*** AVAILABLE DATA ***

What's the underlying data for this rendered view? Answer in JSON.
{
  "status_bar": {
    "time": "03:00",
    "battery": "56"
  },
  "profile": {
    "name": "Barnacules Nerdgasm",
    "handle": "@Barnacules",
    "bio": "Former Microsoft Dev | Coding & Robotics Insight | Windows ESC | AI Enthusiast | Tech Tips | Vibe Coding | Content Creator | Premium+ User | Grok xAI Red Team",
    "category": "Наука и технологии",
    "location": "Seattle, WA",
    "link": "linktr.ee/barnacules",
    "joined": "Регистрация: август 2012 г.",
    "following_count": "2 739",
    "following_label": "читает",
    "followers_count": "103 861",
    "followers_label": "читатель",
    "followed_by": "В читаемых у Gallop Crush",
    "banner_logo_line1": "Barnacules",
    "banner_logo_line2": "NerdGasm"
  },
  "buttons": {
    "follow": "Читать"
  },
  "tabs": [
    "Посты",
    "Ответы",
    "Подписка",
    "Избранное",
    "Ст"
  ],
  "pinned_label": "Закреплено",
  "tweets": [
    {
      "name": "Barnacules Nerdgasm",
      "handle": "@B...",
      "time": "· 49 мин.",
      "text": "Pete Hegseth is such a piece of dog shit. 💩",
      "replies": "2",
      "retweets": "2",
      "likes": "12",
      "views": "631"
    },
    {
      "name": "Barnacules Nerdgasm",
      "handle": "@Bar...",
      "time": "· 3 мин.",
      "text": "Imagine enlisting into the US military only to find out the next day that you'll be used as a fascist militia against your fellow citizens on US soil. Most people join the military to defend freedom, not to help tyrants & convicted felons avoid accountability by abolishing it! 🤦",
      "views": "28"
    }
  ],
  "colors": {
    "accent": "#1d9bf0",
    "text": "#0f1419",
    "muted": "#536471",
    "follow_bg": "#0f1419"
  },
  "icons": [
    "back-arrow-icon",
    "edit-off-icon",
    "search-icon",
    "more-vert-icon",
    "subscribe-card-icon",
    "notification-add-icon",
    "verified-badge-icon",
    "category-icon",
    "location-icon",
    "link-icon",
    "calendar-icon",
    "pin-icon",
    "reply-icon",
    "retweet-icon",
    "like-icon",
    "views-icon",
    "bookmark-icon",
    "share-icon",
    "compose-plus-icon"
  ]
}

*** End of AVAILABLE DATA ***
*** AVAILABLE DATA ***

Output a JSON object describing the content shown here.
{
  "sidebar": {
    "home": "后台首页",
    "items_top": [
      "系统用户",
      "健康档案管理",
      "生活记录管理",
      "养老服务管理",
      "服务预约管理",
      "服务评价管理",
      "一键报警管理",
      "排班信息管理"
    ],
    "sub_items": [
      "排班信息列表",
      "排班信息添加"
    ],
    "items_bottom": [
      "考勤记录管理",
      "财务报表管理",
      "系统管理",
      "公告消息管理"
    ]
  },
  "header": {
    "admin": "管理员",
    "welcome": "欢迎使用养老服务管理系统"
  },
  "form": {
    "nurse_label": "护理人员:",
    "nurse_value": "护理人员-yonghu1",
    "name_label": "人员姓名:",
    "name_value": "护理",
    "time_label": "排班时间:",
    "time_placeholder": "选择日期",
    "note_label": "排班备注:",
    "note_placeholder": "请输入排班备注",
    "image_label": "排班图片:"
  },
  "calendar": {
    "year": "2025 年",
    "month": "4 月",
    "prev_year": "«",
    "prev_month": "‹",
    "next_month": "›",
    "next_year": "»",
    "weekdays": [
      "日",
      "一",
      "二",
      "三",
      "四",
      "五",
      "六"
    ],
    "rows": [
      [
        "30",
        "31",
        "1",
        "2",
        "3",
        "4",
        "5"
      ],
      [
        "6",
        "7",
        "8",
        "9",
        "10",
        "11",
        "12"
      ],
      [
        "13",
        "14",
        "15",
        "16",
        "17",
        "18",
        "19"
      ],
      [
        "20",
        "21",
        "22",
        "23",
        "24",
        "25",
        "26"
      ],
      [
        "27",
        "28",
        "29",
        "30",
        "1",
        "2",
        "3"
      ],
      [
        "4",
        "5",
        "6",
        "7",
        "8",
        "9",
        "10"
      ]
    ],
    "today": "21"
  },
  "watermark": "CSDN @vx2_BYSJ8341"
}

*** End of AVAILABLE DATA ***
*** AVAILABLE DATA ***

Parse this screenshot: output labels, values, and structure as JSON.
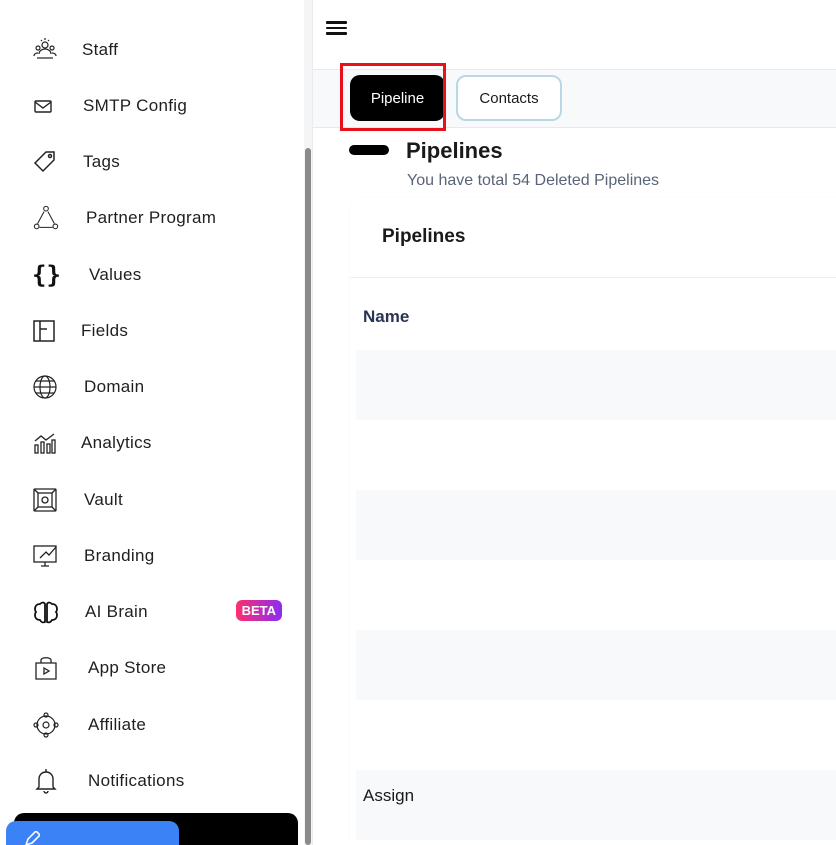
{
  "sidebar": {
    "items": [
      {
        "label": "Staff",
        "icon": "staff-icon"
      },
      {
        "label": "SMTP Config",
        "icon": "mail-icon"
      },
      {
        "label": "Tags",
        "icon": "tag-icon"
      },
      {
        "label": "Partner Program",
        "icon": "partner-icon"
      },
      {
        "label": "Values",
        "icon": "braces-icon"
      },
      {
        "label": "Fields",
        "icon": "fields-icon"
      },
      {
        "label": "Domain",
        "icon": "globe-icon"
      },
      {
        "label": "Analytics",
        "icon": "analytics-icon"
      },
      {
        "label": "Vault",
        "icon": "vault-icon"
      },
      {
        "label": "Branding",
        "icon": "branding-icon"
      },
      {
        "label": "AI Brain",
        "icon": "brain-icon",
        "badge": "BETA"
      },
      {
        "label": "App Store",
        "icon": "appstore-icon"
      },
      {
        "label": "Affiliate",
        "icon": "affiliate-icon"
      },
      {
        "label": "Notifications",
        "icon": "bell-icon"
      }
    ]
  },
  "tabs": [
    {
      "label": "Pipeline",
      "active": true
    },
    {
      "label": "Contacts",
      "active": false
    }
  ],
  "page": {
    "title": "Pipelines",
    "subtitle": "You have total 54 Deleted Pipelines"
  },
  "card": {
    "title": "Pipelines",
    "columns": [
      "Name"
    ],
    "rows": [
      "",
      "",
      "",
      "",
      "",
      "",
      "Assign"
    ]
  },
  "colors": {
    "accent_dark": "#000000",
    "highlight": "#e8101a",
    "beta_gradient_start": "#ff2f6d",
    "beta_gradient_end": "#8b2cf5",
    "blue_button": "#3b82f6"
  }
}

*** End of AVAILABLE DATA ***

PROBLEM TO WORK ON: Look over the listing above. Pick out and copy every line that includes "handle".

EXPECTED ANSWER:
    "handle": "@Barnacules",
      "handle": "@B...",
      "handle": "@Bar...",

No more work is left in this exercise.